Stock Market 2008 Collapse
The chart below shows the period from May 2007 to April 2008. You can see the notes I made during this period and my note by March that positions should be reduced as Initial Unemployment Insurance Claims were worsening. This is months before the September 2008 stock market collapse.
In the S&P 500 chart for that same period you can see how the S&P 500 is following the Initial Unemployment Insurance Claims rising. There is the period in September when claims fell and the market rose. But again the co-relation among the Initial Unemployment Insurance Claims and the S&P is obvious as by Oct 2007 claims are rising again and the market falling.
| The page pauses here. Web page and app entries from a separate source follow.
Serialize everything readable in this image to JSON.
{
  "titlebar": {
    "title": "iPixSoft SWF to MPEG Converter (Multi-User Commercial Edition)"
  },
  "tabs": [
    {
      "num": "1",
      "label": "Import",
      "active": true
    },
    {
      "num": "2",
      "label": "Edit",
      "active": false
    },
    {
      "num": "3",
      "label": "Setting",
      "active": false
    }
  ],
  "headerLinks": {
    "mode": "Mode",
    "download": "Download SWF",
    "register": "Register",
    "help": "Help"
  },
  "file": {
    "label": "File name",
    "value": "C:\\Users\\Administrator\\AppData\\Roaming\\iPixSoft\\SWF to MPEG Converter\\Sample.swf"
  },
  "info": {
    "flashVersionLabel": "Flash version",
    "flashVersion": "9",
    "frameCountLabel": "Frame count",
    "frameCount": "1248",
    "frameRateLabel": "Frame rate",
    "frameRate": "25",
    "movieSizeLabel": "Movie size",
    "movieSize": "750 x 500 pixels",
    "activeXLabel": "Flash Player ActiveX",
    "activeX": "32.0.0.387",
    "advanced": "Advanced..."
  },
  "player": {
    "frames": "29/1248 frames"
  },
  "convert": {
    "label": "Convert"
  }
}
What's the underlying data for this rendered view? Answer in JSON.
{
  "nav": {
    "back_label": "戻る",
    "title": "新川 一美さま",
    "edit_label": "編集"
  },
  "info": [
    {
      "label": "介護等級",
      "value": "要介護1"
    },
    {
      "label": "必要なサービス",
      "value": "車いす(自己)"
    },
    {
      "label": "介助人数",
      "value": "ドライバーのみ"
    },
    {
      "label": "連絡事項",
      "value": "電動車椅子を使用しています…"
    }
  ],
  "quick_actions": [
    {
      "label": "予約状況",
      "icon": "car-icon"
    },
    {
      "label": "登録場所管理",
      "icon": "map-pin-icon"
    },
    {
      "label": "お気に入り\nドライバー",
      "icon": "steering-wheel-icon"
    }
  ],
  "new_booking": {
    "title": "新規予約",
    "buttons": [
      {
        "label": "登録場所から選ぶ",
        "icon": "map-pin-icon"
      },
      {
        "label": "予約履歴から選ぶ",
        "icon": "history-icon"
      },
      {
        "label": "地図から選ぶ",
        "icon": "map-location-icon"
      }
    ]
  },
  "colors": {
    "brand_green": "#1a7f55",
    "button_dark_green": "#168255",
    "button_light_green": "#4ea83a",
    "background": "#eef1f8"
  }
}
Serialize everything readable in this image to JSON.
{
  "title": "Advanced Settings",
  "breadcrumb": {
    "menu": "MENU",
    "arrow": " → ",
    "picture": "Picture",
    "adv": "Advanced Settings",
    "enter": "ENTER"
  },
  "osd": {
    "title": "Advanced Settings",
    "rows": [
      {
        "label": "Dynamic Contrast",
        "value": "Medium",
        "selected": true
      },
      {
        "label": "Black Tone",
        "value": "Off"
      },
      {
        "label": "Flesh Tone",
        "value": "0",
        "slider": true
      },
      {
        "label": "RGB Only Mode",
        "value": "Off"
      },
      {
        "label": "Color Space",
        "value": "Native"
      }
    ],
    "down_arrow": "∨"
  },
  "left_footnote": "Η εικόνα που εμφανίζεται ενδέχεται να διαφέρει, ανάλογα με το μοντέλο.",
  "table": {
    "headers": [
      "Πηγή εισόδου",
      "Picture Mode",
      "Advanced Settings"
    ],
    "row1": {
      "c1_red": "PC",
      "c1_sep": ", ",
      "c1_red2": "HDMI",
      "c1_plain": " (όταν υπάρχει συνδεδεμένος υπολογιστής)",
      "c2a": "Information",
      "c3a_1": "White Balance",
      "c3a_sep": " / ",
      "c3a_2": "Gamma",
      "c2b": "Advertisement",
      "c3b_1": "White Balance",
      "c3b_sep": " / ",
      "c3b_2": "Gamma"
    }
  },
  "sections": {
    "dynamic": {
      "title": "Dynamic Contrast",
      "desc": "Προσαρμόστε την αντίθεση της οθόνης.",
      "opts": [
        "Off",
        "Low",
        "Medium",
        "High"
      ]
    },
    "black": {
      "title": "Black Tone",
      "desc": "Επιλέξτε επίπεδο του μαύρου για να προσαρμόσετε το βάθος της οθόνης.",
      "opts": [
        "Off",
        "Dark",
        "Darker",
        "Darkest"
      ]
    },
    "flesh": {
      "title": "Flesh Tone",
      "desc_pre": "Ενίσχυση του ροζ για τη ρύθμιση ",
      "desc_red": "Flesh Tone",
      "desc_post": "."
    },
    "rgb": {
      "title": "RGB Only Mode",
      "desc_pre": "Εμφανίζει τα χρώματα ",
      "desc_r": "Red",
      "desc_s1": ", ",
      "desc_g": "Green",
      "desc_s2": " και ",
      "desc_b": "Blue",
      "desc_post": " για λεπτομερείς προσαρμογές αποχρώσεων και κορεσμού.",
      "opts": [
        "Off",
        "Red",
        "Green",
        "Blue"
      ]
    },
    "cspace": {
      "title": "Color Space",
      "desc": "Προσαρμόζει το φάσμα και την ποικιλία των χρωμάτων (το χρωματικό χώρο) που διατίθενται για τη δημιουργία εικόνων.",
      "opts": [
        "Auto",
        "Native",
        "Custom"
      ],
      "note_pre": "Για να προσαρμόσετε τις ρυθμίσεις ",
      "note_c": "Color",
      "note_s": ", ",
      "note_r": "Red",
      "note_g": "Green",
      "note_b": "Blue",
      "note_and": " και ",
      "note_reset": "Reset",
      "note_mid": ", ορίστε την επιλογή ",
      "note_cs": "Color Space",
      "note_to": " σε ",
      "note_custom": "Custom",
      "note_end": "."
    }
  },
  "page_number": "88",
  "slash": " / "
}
As a market timing system, it is not fool-proof, but you can see the co-relation between the Initial Unemployment Insurance Claims and the S&P. By staying cautious and reducing positions as Initial Unemployment Insurance Claims rise, I have more cash available for when the S&P does turn back up.
Below is the period from May 2008 to April 2009. You can see the continual rise in Initial Unemployment Insurance Claims and of course you know what happened to the S&P.
2009 Stock Market Recovery
In March the Initial Unemployment Insurance Claims topped out at 659,000 and it stalled there before beginning to decline. This was another clue from this market timing system that the market was on the verge of a move back up. Remember that this market timing system is not based on a low number, but rising claims and declining claims.
The period from April 2009 shows the general decline of Initial Unemployment Insurance Claims which advised that investors should put capital back into stocks. Again you know what happened to the S&P during this period. It commenced the largest rally in more than 75 years.
Market Timing System In 2012
My market timing system was cautious a lot of the time last year. Below is the chart since August. In September and October 2011 with Initial Unemployment Insurance Claims rising the stock market was falling. By December with a gradual improvement in Initial Unemployment Insurance Claims the market commenced rising. The Jan 14 2012 numbers showed good improvement and the S&P started pushing higher and with Initial Unemployment Insurance Claims staying below 380K the market continued to rally into April 2012.
But in April the Initial Unemployment Insurance Claims again rose and the rally stalled out. When the Initial Unemployment Insurance Claims declined in May the market pushed back up but by the end of May with Initial Unemployment Insurance Claims above 380K the rallied stopped and the market commenced a correction.
The latest Initial Unemployment Insurance Claims are back below 380K which could support the S&P. If the numbers decline from here going into the fall I will be putting more capital back into stocks.
Market Timing System Using Initial Unemployment Insurance Claims Summary
Like every system this market timing system is not without errors and wrong calls. But it is a great tool to have in the overall arsenal as I prefer caution to risk when it comes to investing in stocks. I have found it to be a very helpful method to time committing capital into stocks. All of the initial unemployment insurance claims charts are from YCharts which you can reach through this market timing system link.
So remember the rules:
1) Initial unemployment insurance claims continuing to decline I stay invested and commit more capital as rates continue to decline.
2) Initial unemployment insurance claims rise I reduce the amount of capital committed to option selling and reduce the quantity of shares being traded to raise cash.
3) If initial unemployment insurance claims continue to rise I continue to pull back the amount of capital I am exposing to the stock market.
This simple strategy has assisted me for years in my investing objectives. It allows me to determine when to commit more capital to the stock market and when capital needs to be reduced to raise cash to take advantage of possible stock market declines. This market timing system is simple and it works.